== Segment start ==

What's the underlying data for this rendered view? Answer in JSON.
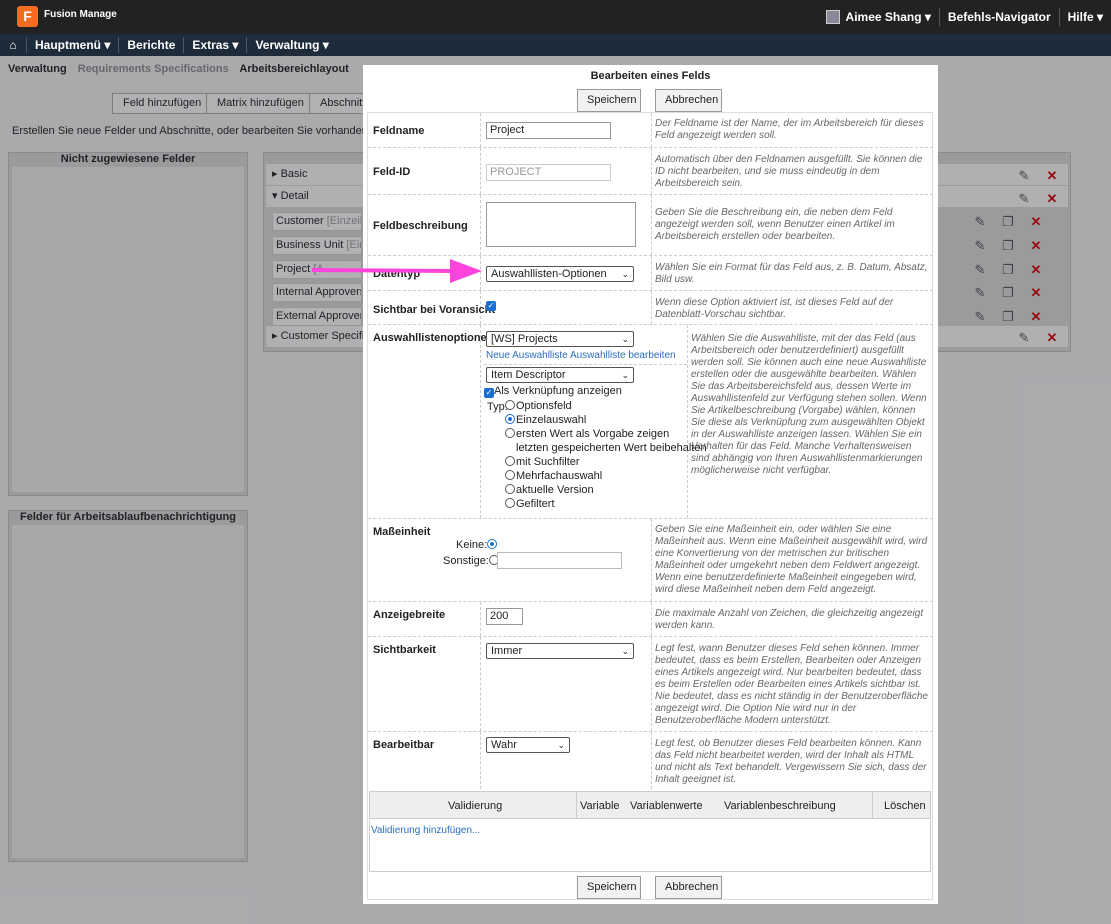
{
  "topbar": {
    "app_name": "Fusion Manage",
    "logo_letter": "F",
    "user": "Aimee Shang",
    "nav_command": "Befehls-Navigator",
    "help": "Hilfe"
  },
  "navbar": {
    "items": [
      "Hauptmenü",
      "Berichte",
      "Extras",
      "Verwaltung"
    ]
  },
  "breadcrumb": [
    "Verwaltung",
    "Requirements Specifications",
    "Arbeitsbereichlayout"
  ],
  "background": {
    "buttons": [
      "Feld hinzufügen",
      "Matrix hinzufügen",
      "Abschnitt h"
    ],
    "instructions": "Erstellen Sie neue Felder und Abschnitte, oder bearbeiten Sie vorhandene. Ziehen",
    "unassigned_title": "Nicht zugewiesene Felder",
    "workflow_title": "Felder für Arbeitsablaufbenachrichtigung",
    "sections": [
      "Basic",
      "Detail",
      "Customer Specifica"
    ],
    "fields": [
      {
        "name": "Customer",
        "type": "[Einzeilig"
      },
      {
        "name": "Business Unit",
        "type": "[Einze"
      },
      {
        "name": "Project",
        "type": "[A"
      },
      {
        "name": "Internal Approvers",
        "type": "[S"
      },
      {
        "name": "External Approvers",
        "type": "["
      }
    ]
  },
  "modal": {
    "title": "Bearbeiten eines Felds",
    "save": "Speichern",
    "cancel": "Abbrechen",
    "rows": {
      "feldname": {
        "label": "Feldname",
        "value": "Project",
        "desc": "Der Feldname ist der Name, der im Arbeitsbereich für dieses Feld angezeigt werden soll."
      },
      "feldid": {
        "label": "Feld-ID",
        "placeholder": "PROJECT",
        "desc": "Automatisch über den Feldnamen ausgefüllt. Sie können die ID nicht bearbeiten, und sie muss eindeutig in dem Arbeitsbereich sein."
      },
      "beschreibung": {
        "label": "Feldbeschreibung",
        "desc": "Geben Sie die Beschreibung ein, die neben dem Feld angezeigt werden soll, wenn Benutzer einen Artikel im Arbeitsbereich erstellen oder bearbeiten."
      },
      "datentyp": {
        "label": "Datentyp",
        "value": "Auswahllisten-Optionen",
        "desc": "Wählen Sie ein Format für das Feld aus, z. B. Datum, Absatz, Bild usw."
      },
      "sichtbar": {
        "label": "Sichtbar bei Voransicht",
        "desc": "Wenn diese Option aktiviert ist, ist dieses Feld auf der Datenblatt-Vorschau sichtbar."
      },
      "auswahl": {
        "label": "Auswahllistenoptionen",
        "list_value": "[WS] Projects",
        "link_new": "Neue Auswahlliste",
        "link_edit": "Auswahlliste bearbeiten",
        "field_value": "Item Descriptor",
        "as_link": "Als Verknüpfung anzeigen",
        "typ_label": "Typ:",
        "options": [
          "Optionsfeld",
          "Einzelauswahl",
          "ersten Wert als Vorgabe zeigen",
          "letzten gespeicherten Wert beibehalten",
          "mit Suchfilter",
          "Mehrfachauswahl",
          "aktuelle Version",
          "Gefiltert"
        ],
        "desc": "Wählen Sie die Auswahlliste, mit der das Feld (aus Arbeitsbereich oder benutzerdefiniert) ausgefüllt werden soll. Sie können auch eine neue Auswahlliste erstellen oder die ausgewählte bearbeiten. Wählen Sie das Arbeitsbereichsfeld aus, dessen Werte im Auswahllistenfeld zur Verfügung stehen sollen. Wenn Sie Artikelbeschreibung (Vorgabe) wählen, können Sie diese als Verknüpfung zum ausgewählten Objekt in der Auswahlliste anzeigen lassen. Wählen Sie ein Verhalten für das Feld. Manche Verhaltensweisen sind abhängig von Ihren Auswahllistenmarkierungen möglicherweise nicht verfügbar."
      },
      "masseinheit": {
        "label": "Maßeinheit",
        "none": "Keine:",
        "other": "Sonstige:",
        "desc": "Geben Sie eine Maßeinheit ein, oder wählen Sie eine Maßeinheit aus. Wenn eine Maßeinheit ausgewählt wird, wird eine Konvertierung von der metrischen zur britischen Maßeinheit oder umgekehrt neben dem Feldwert angezeigt. Wenn eine benutzerdefinierte Maßeinheit eingegeben wird, wird diese Maßeinheit neben dem Feld angezeigt."
      },
      "anzeigebreite": {
        "label": "Anzeigebreite",
        "value": "200",
        "desc": "Die maximale Anzahl von Zeichen, die gleichzeitig angezeigt werden kann."
      },
      "sichtbarkeit": {
        "label": "Sichtbarkeit",
        "value": "Immer",
        "desc": "Legt fest, wann Benutzer dieses Feld sehen können. Immer bedeutet, dass es beim Erstellen, Bearbeiten oder Anzeigen eines Artikels angezeigt wird. Nur bearbeiten bedeutet, dass es beim Erstellen oder Bearbeiten eines Artikels sichtbar ist. Nie bedeutet, dass es nicht ständig in der Benutzeroberfläche angezeigt wird. Die Option Nie wird nur in der Benutzeroberfläche Modern unterstützt."
      },
      "bearbeitbar": {
        "label": "Bearbeitbar",
        "value": "Wahr",
        "desc": "Legt fest, ob Benutzer dieses Feld bearbeiten können. Kann das Feld nicht bearbeitet werden, wird der Inhalt als HTML und nicht als Text behandelt. Vergewissern Sie sich, dass der Inhalt geeignet ist."
      }
    },
    "validation": {
      "headers": [
        "Validierung",
        "Variable",
        "Variablenwerte",
        "Variablenbeschreibung",
        "Löschen"
      ],
      "add_link": "Validierung hinzufügen..."
    }
  },
  "colors": {
    "accent": "#f26d21",
    "annotation_arrow": "#ff44dd",
    "nav_bg": "#1e2b3a",
    "top_bg": "#222222"
  }
}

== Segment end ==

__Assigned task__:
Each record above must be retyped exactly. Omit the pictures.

__Exercise solution__:
What's the underlying data for this rendered view? Answer in JSON.
{
  "topbar": {
    "app_name": "Fusion Manage",
    "logo_letter": "F",
    "user": "Aimee Shang",
    "nav_command": "Befehls-Navigator",
    "help": "Hilfe"
  },
  "navbar": {
    "items": [
      "Hauptmenü",
      "Berichte",
      "Extras",
      "Verwaltung"
    ]
  },
  "breadcrumb": [
    "Verwaltung",
    "Requirements Specifications",
    "Arbeitsbereichlayout"
  ],
  "background": {
    "buttons": [
      "Feld hinzufügen",
      "Matrix hinzufügen",
      "Abschnitt h"
    ],
    "instructions": "Erstellen Sie neue Felder und Abschnitte, oder bearbeiten Sie vorhandene. Ziehen",
    "unassigned_title": "Nicht zugewiesene Felder",
    "workflow_title": "Felder für Arbeitsablaufbenachrichtigung",
    "sections": [
      "Basic",
      "Detail",
      "Customer Specifica"
    ],
    "fields": [
      {
        "name": "Customer",
        "type": "[Einzeilig"
      },
      {
        "name": "Business Unit",
        "type": "[Einze"
      },
      {
        "name": "Project",
        "type": "[A"
      },
      {
        "name": "Internal Approvers",
        "type": "[S"
      },
      {
        "name": "External Approvers",
        "type": "["
      }
    ]
  },
  "modal": {
    "title": "Bearbeiten eines Felds",
    "save": "Speichern",
    "cancel": "Abbrechen",
    "rows": {
      "feldname": {
        "label": "Feldname",
        "value": "Project",
        "desc": "Der Feldname ist der Name, der im Arbeitsbereich für dieses Feld angezeigt werden soll."
      },
      "feldid": {
        "label": "Feld-ID",
        "placeholder": "PROJECT",
        "desc": "Automatisch über den Feldnamen ausgefüllt. Sie können die ID nicht bearbeiten, und sie muss eindeutig in dem Arbeitsbereich sein."
      },
      "beschreibung": {
        "label": "Feldbeschreibung",
        "desc": "Geben Sie die Beschreibung ein, die neben dem Feld angezeigt werden soll, wenn Benutzer einen Artikel im Arbeitsbereich erstellen oder bearbeiten."
      },
      "datentyp": {
        "label": "Datentyp",
        "value": "Auswahllisten-Optionen",
        "desc": "Wählen Sie ein Format für das Feld aus, z. B. Datum, Absatz, Bild usw."
      },
      "sichtbar": {
        "label": "Sichtbar bei Voransicht",
        "desc": "Wenn diese Option aktiviert ist, ist dieses Feld auf der Datenblatt-Vorschau sichtbar."
      },
      "auswahl": {
        "label": "Auswahllistenoptionen",
        "list_value": "[WS] Projects",
        "link_new": "Neue Auswahlliste",
        "link_edit": "Auswahlliste bearbeiten",
        "field_value": "Item Descriptor",
        "as_link": "Als Verknüpfung anzeigen",
        "typ_label": "Typ:",
        "options": [
          "Optionsfeld",
          "Einzelauswahl",
          "ersten Wert als Vorgabe zeigen",
          "letzten gespeicherten Wert beibehalten",
          "mit Suchfilter",
          "Mehrfachauswahl",
          "aktuelle Version",
          "Gefiltert"
        ],
        "desc": "Wählen Sie die Auswahlliste, mit der das Feld (aus Arbeitsbereich oder benutzerdefiniert) ausgefüllt werden soll. Sie können auch eine neue Auswahlliste erstellen oder die ausgewählte bearbeiten. Wählen Sie das Arbeitsbereichsfeld aus, dessen Werte im Auswahllistenfeld zur Verfügung stehen sollen. Wenn Sie Artikelbeschreibung (Vorgabe) wählen, können Sie diese als Verknüpfung zum ausgewählten Objekt in der Auswahlliste anzeigen lassen. Wählen Sie ein Verhalten für das Feld. Manche Verhaltensweisen sind abhängig von Ihren Auswahllistenmarkierungen möglicherweise nicht verfügbar."
      },
      "masseinheit": {
        "label": "Maßeinheit",
        "none": "Keine:",
        "other": "Sonstige:",
        "desc": "Geben Sie eine Maßeinheit ein, oder wählen Sie eine Maßeinheit aus. Wenn eine Maßeinheit ausgewählt wird, wird eine Konvertierung von der metrischen zur britischen Maßeinheit oder umgekehrt neben dem Feldwert angezeigt. Wenn eine benutzerdefinierte Maßeinheit eingegeben wird, wird diese Maßeinheit neben dem Feld angezeigt."
      },
      "anzeigebreite": {
        "label": "Anzeigebreite",
        "value": "200",
        "desc": "Die maximale Anzahl von Zeichen, die gleichzeitig angezeigt werden kann."
      },
      "sichtbarkeit": {
        "label": "Sichtbarkeit",
        "value": "Immer",
        "desc": "Legt fest, wann Benutzer dieses Feld sehen können. Immer bedeutet, dass es beim Erstellen, Bearbeiten oder Anzeigen eines Artikels angezeigt wird. Nur bearbeiten bedeutet, dass es beim Erstellen oder Bearbeiten eines Artikels sichtbar ist. Nie bedeutet, dass es nicht ständig in der Benutzeroberfläche angezeigt wird. Die Option Nie wird nur in der Benutzeroberfläche Modern unterstützt."
      },
      "bearbeitbar": {
        "label": "Bearbeitbar",
        "value": "Wahr",
        "desc": "Legt fest, ob Benutzer dieses Feld bearbeiten können. Kann das Feld nicht bearbeitet werden, wird der Inhalt als HTML und nicht als Text behandelt. Vergewissern Sie sich, dass der Inhalt geeignet ist."
      }
    },
    "validation": {
      "headers": [
        "Validierung",
        "Variable",
        "Variablenwerte",
        "Variablenbeschreibung",
        "Löschen"
      ],
      "add_link": "Validierung hinzufügen..."
    }
  },
  "colors": {
    "accent": "#f26d21",
    "annotation_arrow": "#ff44dd",
    "nav_bg": "#1e2b3a",
    "top_bg": "#222222"
  }
}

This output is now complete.